TOKYO: A Japanese rocket is set to blast off later Wednesday, carrying emergency supplies and an unmanned cargo vessel bound for the International Space Station.
The H-IIB rocket is set to lift off from the southern island of Tanegashima at 8:50 pm (1150 GMT) after the launch was postponed twice due to weather conditions, the Japan Aerospace Exploration Agency (JAXA) said.
Officials from the government run agency said the launch was still on schedule as of Wednesday afternoon.
The rocket will carry a 5.5-tonne cargo vessel called “kounotori” (stork in Japanese), which contains supplies including food, water, clothing and tools necessary for experiments to be done in space.
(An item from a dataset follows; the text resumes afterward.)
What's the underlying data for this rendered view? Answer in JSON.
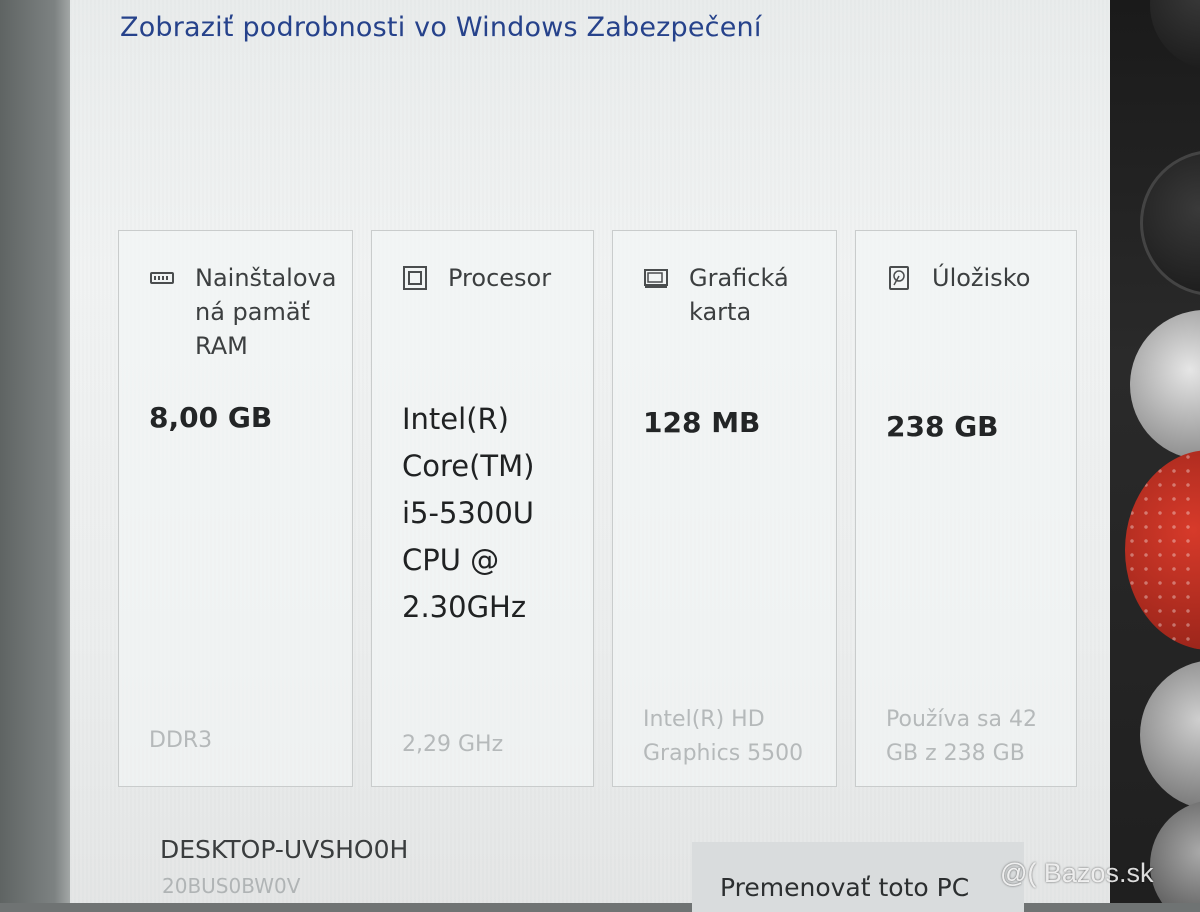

Television footage showed the rocket loaded with the cargo being erected at the launcher on Wednesday.
The mission should reach the International Space Station, where Japanese astronaut Kimiya Yui is staying, on August 24.
Yui has been tasked with catching the cargo vessel with robotic arms and then affixing it to the space station.
The rocket will also carry parts for a water recycling system, after US-based NASA asked its Japanese counterparts to include them as “emergency materials” in the cargo following the failure in June to launch a US Falcon 9 rocket.
The unmanned SpaceX rocket exploded minutes after lift off from Cape Canaveral, Florida, marking a major setback for the fast-charging company headed by technology tycoon Elon Musk.
The accident was the third in less than a year involving US and Russian supply ships bound for the International Space Station, and raised new concerns about the flow of food and gear to the astronauts living in orbit.